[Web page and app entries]
○ ○ ○ ○ ○
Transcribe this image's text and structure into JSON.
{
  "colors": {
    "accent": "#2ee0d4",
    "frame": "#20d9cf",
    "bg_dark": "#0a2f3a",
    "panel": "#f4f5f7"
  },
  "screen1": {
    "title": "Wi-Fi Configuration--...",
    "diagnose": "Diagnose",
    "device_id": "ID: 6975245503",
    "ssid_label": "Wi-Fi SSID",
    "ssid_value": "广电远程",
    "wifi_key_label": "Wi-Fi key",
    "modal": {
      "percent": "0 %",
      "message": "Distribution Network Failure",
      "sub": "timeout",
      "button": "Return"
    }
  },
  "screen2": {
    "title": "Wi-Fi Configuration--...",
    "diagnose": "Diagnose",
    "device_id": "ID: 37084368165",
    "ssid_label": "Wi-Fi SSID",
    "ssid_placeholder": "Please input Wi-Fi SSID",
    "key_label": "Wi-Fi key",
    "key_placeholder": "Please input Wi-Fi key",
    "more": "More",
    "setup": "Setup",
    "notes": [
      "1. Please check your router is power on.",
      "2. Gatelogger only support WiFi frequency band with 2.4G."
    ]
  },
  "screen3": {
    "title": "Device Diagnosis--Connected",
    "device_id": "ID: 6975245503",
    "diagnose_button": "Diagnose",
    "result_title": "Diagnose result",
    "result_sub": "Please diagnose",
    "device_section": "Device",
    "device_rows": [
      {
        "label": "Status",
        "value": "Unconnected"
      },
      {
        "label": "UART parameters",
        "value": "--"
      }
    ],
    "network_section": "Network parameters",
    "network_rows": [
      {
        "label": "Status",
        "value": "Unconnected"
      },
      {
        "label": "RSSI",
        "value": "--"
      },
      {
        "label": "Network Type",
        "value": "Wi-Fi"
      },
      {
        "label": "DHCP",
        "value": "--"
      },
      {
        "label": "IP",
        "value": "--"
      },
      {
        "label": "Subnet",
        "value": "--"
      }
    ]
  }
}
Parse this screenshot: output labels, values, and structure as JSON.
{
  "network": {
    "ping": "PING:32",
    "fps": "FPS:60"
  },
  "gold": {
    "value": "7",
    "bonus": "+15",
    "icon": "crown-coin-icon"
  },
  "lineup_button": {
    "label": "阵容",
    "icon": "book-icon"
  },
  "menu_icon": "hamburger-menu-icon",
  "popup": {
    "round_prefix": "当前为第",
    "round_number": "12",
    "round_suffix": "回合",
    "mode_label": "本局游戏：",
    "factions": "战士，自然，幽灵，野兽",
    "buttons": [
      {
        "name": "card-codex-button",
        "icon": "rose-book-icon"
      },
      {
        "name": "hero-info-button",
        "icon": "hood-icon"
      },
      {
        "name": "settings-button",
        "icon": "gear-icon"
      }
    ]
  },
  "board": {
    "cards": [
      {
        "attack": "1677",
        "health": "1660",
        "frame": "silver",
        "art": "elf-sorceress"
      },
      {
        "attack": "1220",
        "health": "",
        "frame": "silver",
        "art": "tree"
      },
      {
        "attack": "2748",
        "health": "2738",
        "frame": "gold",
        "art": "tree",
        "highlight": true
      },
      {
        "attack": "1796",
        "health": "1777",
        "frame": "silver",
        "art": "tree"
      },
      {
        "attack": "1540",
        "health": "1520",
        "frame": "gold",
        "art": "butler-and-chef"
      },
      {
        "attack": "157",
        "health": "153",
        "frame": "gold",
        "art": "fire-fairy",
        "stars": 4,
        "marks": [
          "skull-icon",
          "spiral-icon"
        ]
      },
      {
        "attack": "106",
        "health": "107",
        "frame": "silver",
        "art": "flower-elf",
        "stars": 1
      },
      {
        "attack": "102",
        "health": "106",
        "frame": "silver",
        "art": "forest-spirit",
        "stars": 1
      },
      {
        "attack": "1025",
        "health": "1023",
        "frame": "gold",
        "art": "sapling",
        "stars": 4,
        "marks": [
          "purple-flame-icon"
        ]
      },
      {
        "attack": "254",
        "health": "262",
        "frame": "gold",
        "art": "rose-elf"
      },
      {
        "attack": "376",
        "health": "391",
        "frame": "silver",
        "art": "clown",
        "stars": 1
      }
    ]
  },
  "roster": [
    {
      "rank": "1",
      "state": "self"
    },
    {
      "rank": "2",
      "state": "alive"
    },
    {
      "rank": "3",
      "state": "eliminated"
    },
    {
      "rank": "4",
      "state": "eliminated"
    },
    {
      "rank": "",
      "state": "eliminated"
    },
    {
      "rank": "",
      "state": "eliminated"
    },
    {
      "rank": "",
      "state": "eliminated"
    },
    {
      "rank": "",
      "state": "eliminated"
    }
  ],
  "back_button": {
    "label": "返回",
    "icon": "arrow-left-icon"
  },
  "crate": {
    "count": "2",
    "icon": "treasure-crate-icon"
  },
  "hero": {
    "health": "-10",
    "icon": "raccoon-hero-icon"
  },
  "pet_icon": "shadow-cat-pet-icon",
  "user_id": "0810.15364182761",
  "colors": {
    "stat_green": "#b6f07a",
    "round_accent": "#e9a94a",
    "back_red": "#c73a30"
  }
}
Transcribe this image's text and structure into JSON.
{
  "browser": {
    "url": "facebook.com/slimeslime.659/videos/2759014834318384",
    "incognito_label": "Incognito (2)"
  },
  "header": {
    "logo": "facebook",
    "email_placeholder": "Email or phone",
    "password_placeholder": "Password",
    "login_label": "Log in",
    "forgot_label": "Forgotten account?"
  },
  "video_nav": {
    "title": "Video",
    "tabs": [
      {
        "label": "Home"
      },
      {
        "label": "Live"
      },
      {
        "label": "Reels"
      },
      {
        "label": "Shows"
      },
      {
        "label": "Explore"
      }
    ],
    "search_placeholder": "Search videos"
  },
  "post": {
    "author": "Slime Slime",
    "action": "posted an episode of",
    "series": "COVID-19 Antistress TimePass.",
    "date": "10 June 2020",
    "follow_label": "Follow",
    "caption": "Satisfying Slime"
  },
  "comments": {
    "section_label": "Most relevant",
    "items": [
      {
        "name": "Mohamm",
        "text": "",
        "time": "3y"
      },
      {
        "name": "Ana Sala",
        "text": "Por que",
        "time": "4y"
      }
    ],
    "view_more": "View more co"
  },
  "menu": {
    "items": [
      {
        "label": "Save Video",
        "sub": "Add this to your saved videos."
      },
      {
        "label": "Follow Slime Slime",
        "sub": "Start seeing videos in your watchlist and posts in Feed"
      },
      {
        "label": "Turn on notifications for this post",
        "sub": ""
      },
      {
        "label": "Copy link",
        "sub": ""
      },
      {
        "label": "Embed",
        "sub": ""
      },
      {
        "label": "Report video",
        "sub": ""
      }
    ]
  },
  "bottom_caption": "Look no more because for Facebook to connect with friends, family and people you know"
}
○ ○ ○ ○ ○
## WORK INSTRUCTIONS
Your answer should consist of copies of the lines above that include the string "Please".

## TASK ANSWER
    "ssid_placeholder": "Please input Wi-Fi SSID",
    "key_placeholder": "Please input Wi-Fi key",
      "1. Please check your router is power on.",
    "result_sub": "Please diagnose",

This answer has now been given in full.